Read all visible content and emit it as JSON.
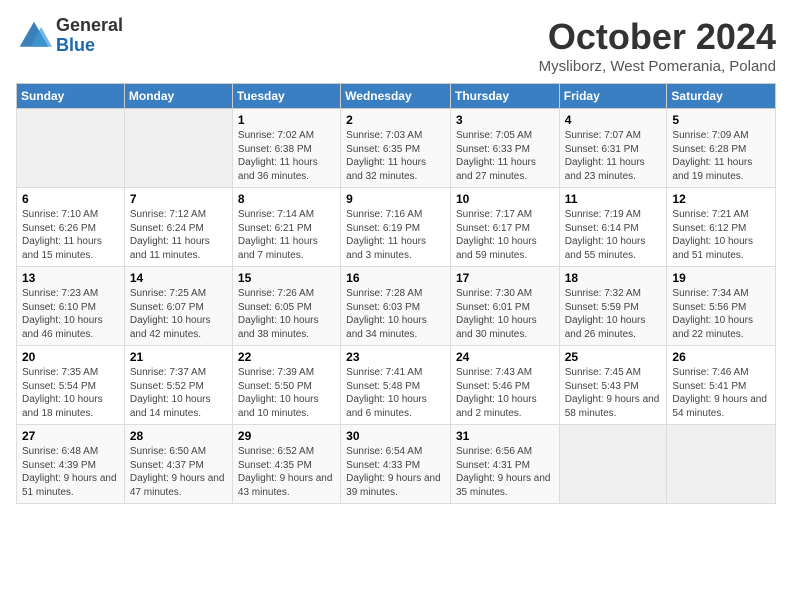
{
  "logo": {
    "general": "General",
    "blue": "Blue"
  },
  "header": {
    "month": "October 2024",
    "location": "Mysliborz, West Pomerania, Poland"
  },
  "days_of_week": [
    "Sunday",
    "Monday",
    "Tuesday",
    "Wednesday",
    "Thursday",
    "Friday",
    "Saturday"
  ],
  "weeks": [
    [
      {
        "day": "",
        "info": ""
      },
      {
        "day": "",
        "info": ""
      },
      {
        "day": "1",
        "info": "Sunrise: 7:02 AM\nSunset: 6:38 PM\nDaylight: 11 hours and 36 minutes."
      },
      {
        "day": "2",
        "info": "Sunrise: 7:03 AM\nSunset: 6:35 PM\nDaylight: 11 hours and 32 minutes."
      },
      {
        "day": "3",
        "info": "Sunrise: 7:05 AM\nSunset: 6:33 PM\nDaylight: 11 hours and 27 minutes."
      },
      {
        "day": "4",
        "info": "Sunrise: 7:07 AM\nSunset: 6:31 PM\nDaylight: 11 hours and 23 minutes."
      },
      {
        "day": "5",
        "info": "Sunrise: 7:09 AM\nSunset: 6:28 PM\nDaylight: 11 hours and 19 minutes."
      }
    ],
    [
      {
        "day": "6",
        "info": "Sunrise: 7:10 AM\nSunset: 6:26 PM\nDaylight: 11 hours and 15 minutes."
      },
      {
        "day": "7",
        "info": "Sunrise: 7:12 AM\nSunset: 6:24 PM\nDaylight: 11 hours and 11 minutes."
      },
      {
        "day": "8",
        "info": "Sunrise: 7:14 AM\nSunset: 6:21 PM\nDaylight: 11 hours and 7 minutes."
      },
      {
        "day": "9",
        "info": "Sunrise: 7:16 AM\nSunset: 6:19 PM\nDaylight: 11 hours and 3 minutes."
      },
      {
        "day": "10",
        "info": "Sunrise: 7:17 AM\nSunset: 6:17 PM\nDaylight: 10 hours and 59 minutes."
      },
      {
        "day": "11",
        "info": "Sunrise: 7:19 AM\nSunset: 6:14 PM\nDaylight: 10 hours and 55 minutes."
      },
      {
        "day": "12",
        "info": "Sunrise: 7:21 AM\nSunset: 6:12 PM\nDaylight: 10 hours and 51 minutes."
      }
    ],
    [
      {
        "day": "13",
        "info": "Sunrise: 7:23 AM\nSunset: 6:10 PM\nDaylight: 10 hours and 46 minutes."
      },
      {
        "day": "14",
        "info": "Sunrise: 7:25 AM\nSunset: 6:07 PM\nDaylight: 10 hours and 42 minutes."
      },
      {
        "day": "15",
        "info": "Sunrise: 7:26 AM\nSunset: 6:05 PM\nDaylight: 10 hours and 38 minutes."
      },
      {
        "day": "16",
        "info": "Sunrise: 7:28 AM\nSunset: 6:03 PM\nDaylight: 10 hours and 34 minutes."
      },
      {
        "day": "17",
        "info": "Sunrise: 7:30 AM\nSunset: 6:01 PM\nDaylight: 10 hours and 30 minutes."
      },
      {
        "day": "18",
        "info": "Sunrise: 7:32 AM\nSunset: 5:59 PM\nDaylight: 10 hours and 26 minutes."
      },
      {
        "day": "19",
        "info": "Sunrise: 7:34 AM\nSunset: 5:56 PM\nDaylight: 10 hours and 22 minutes."
      }
    ],
    [
      {
        "day": "20",
        "info": "Sunrise: 7:35 AM\nSunset: 5:54 PM\nDaylight: 10 hours and 18 minutes."
      },
      {
        "day": "21",
        "info": "Sunrise: 7:37 AM\nSunset: 5:52 PM\nDaylight: 10 hours and 14 minutes."
      },
      {
        "day": "22",
        "info": "Sunrise: 7:39 AM\nSunset: 5:50 PM\nDaylight: 10 hours and 10 minutes."
      },
      {
        "day": "23",
        "info": "Sunrise: 7:41 AM\nSunset: 5:48 PM\nDaylight: 10 hours and 6 minutes."
      },
      {
        "day": "24",
        "info": "Sunrise: 7:43 AM\nSunset: 5:46 PM\nDaylight: 10 hours and 2 minutes."
      },
      {
        "day": "25",
        "info": "Sunrise: 7:45 AM\nSunset: 5:43 PM\nDaylight: 9 hours and 58 minutes."
      },
      {
        "day": "26",
        "info": "Sunrise: 7:46 AM\nSunset: 5:41 PM\nDaylight: 9 hours and 54 minutes."
      }
    ],
    [
      {
        "day": "27",
        "info": "Sunrise: 6:48 AM\nSunset: 4:39 PM\nDaylight: 9 hours and 51 minutes."
      },
      {
        "day": "28",
        "info": "Sunrise: 6:50 AM\nSunset: 4:37 PM\nDaylight: 9 hours and 47 minutes."
      },
      {
        "day": "29",
        "info": "Sunrise: 6:52 AM\nSunset: 4:35 PM\nDaylight: 9 hours and 43 minutes."
      },
      {
        "day": "30",
        "info": "Sunrise: 6:54 AM\nSunset: 4:33 PM\nDaylight: 9 hours and 39 minutes."
      },
      {
        "day": "31",
        "info": "Sunrise: 6:56 AM\nSunset: 4:31 PM\nDaylight: 9 hours and 35 minutes."
      },
      {
        "day": "",
        "info": ""
      },
      {
        "day": "",
        "info": ""
      }
    ]
  ]
}
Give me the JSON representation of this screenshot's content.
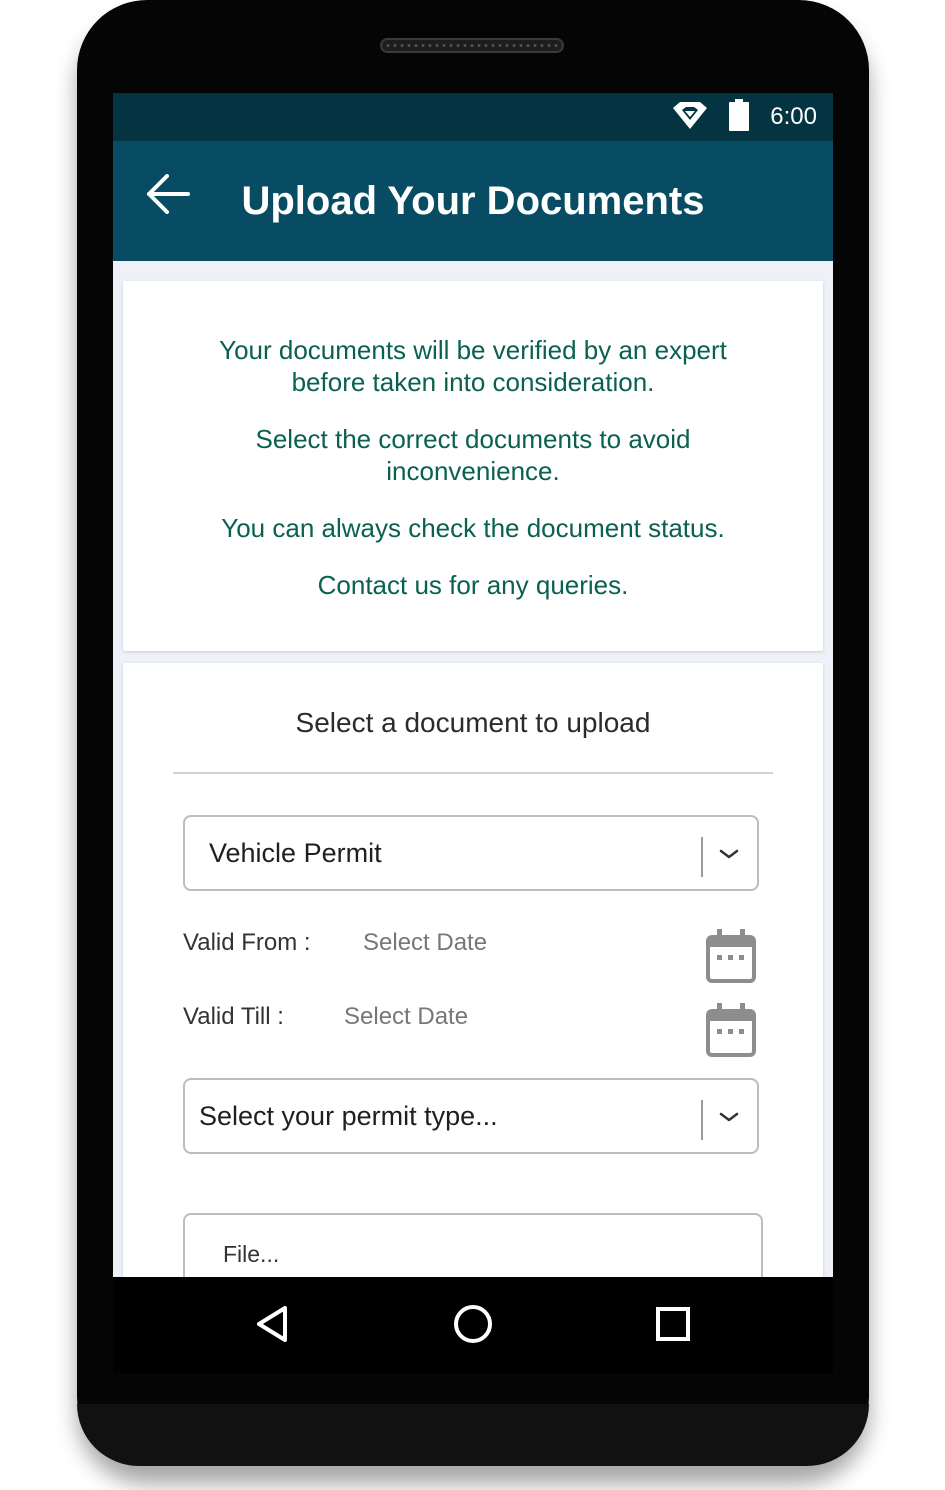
{
  "status_bar": {
    "time": "6:00",
    "icons": [
      "wifi-icon",
      "battery-icon"
    ]
  },
  "app_bar": {
    "title": "Upload Your Documents",
    "back_icon": "arrow-left-icon"
  },
  "info_card": {
    "lines": [
      "Your documents will be verified by an expert",
      "before taken into consideration.",
      "Select the correct documents to avoid",
      "inconvenience.",
      "You can always check the document status.",
      "Contact us for any queries."
    ]
  },
  "form": {
    "heading": "Select a document to upload",
    "document_select": {
      "value": "Vehicle Permit"
    },
    "valid_from": {
      "label": "Valid From :",
      "value": "Select Date"
    },
    "valid_till": {
      "label": "Valid Till :",
      "value": "Select Date"
    },
    "permit_type_select": {
      "value": "Select your permit type..."
    },
    "file_input": {
      "label": "File..."
    }
  },
  "nav_bar": {
    "icons": [
      "back-triangle-icon",
      "home-circle-icon",
      "recents-square-icon"
    ]
  },
  "colors": {
    "status_bar": "#043441",
    "app_bar": "#074c63",
    "info_text": "#0a6150",
    "background": "#eef1f7"
  }
}
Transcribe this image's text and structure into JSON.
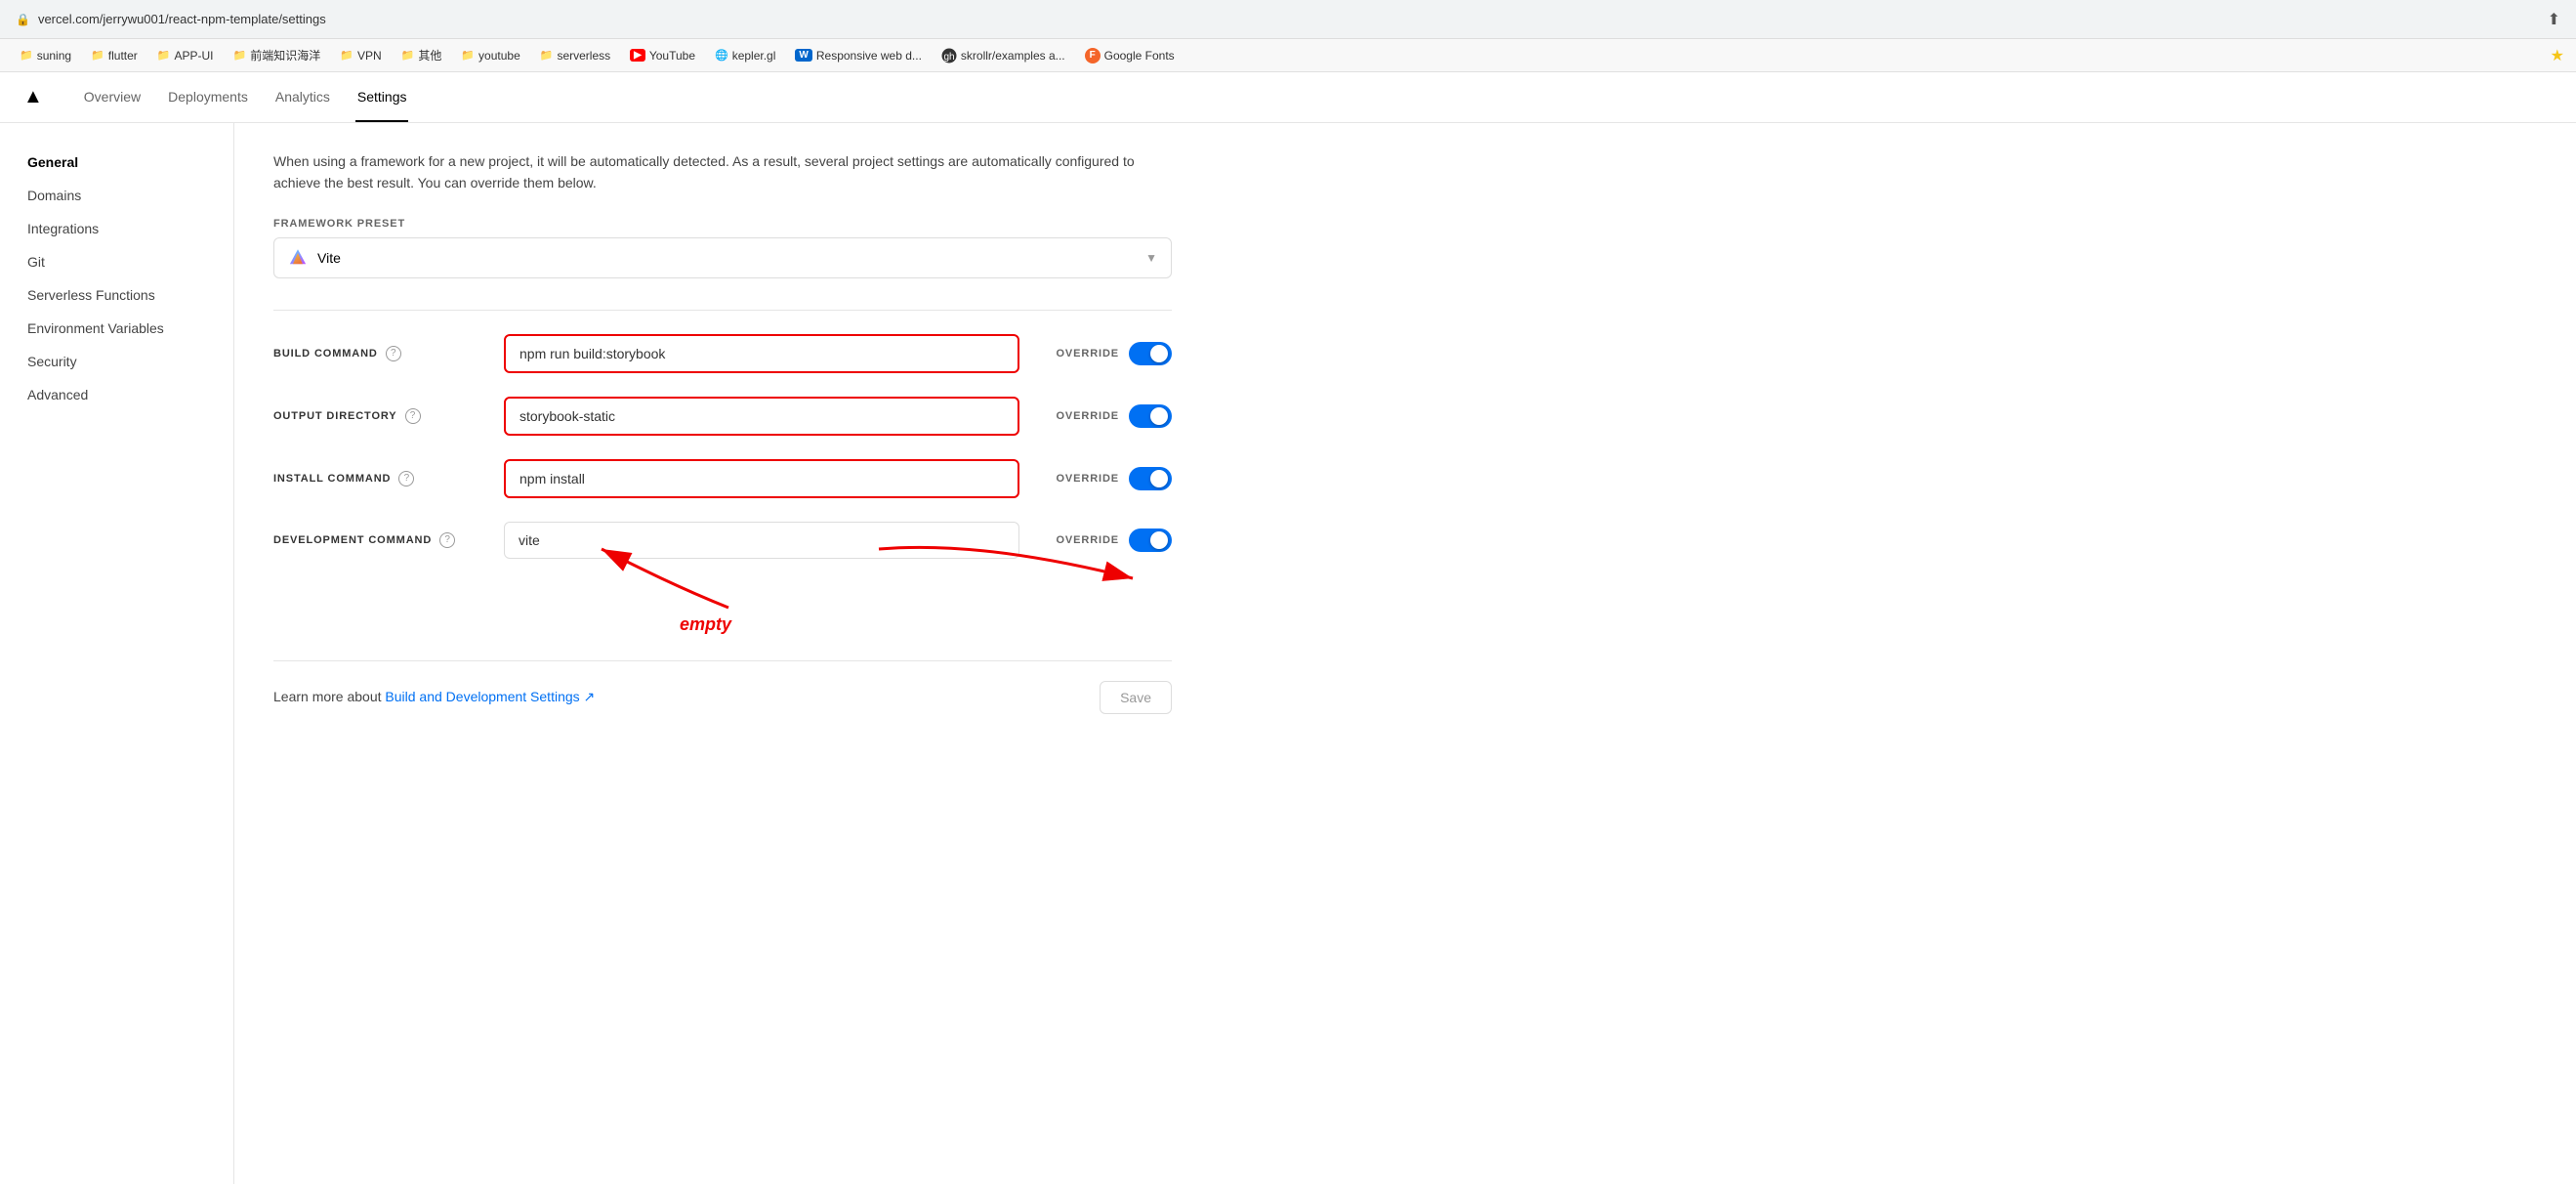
{
  "browser": {
    "url": "vercel.com/jerrywu001/react-npm-template/settings",
    "bookmarks": [
      {
        "label": "suning",
        "type": "folder"
      },
      {
        "label": "flutter",
        "type": "folder"
      },
      {
        "label": "APP-UI",
        "type": "folder"
      },
      {
        "label": "前端知识海洋",
        "type": "folder"
      },
      {
        "label": "VPN",
        "type": "folder"
      },
      {
        "label": "其他",
        "type": "folder"
      },
      {
        "label": "youtube",
        "type": "folder"
      },
      {
        "label": "serverless",
        "type": "folder"
      },
      {
        "label": "YouTube",
        "type": "yt"
      },
      {
        "label": "kepler.gl",
        "type": "kepler"
      },
      {
        "label": "Responsive web d...",
        "type": "w"
      },
      {
        "label": "skrollr/examples a...",
        "type": "gh"
      },
      {
        "label": "Google Fonts",
        "type": "f"
      }
    ]
  },
  "header": {
    "nav_items": [
      {
        "label": "Overview",
        "active": false
      },
      {
        "label": "Deployments",
        "active": false
      },
      {
        "label": "Analytics",
        "active": false
      },
      {
        "label": "Settings",
        "active": true
      }
    ]
  },
  "sidebar": {
    "items": [
      {
        "label": "General",
        "active": true
      },
      {
        "label": "Domains",
        "active": false
      },
      {
        "label": "Integrations",
        "active": false
      },
      {
        "label": "Git",
        "active": false
      },
      {
        "label": "Serverless Functions",
        "active": false
      },
      {
        "label": "Environment Variables",
        "active": false
      },
      {
        "label": "Security",
        "active": false
      },
      {
        "label": "Advanced",
        "active": false
      }
    ]
  },
  "content": {
    "description": "When using a framework for a new project, it will be automatically detected. As a result, several project settings are automatically configured to achieve the best result. You can override them below.",
    "framework_preset_label": "FRAMEWORK PRESET",
    "framework_value": "Vite",
    "build_settings": [
      {
        "label": "BUILD COMMAND",
        "value": "npm run build:storybook",
        "placeholder": "",
        "highlighted": true,
        "override_enabled": true
      },
      {
        "label": "OUTPUT DIRECTORY",
        "value": "storybook-static",
        "placeholder": "",
        "highlighted": true,
        "override_enabled": true
      },
      {
        "label": "INSTALL COMMAND",
        "value": "npm install",
        "placeholder": "",
        "highlighted": true,
        "override_enabled": true
      },
      {
        "label": "DEVELOPMENT COMMAND",
        "value": "vite",
        "placeholder": "vite",
        "highlighted": false,
        "override_enabled": true
      }
    ],
    "override_label": "OVERRIDE",
    "footer": {
      "text": "Learn more about ",
      "link_text": "Build and Development Settings",
      "save_label": "Save"
    },
    "annotation": {
      "empty_label": "empty"
    }
  }
}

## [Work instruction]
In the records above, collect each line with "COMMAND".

## [Completed exercise]
        "label": "BUILD COMMAND",
        "label": "INSTALL COMMAND",
        "label": "DEVELOPMENT COMMAND",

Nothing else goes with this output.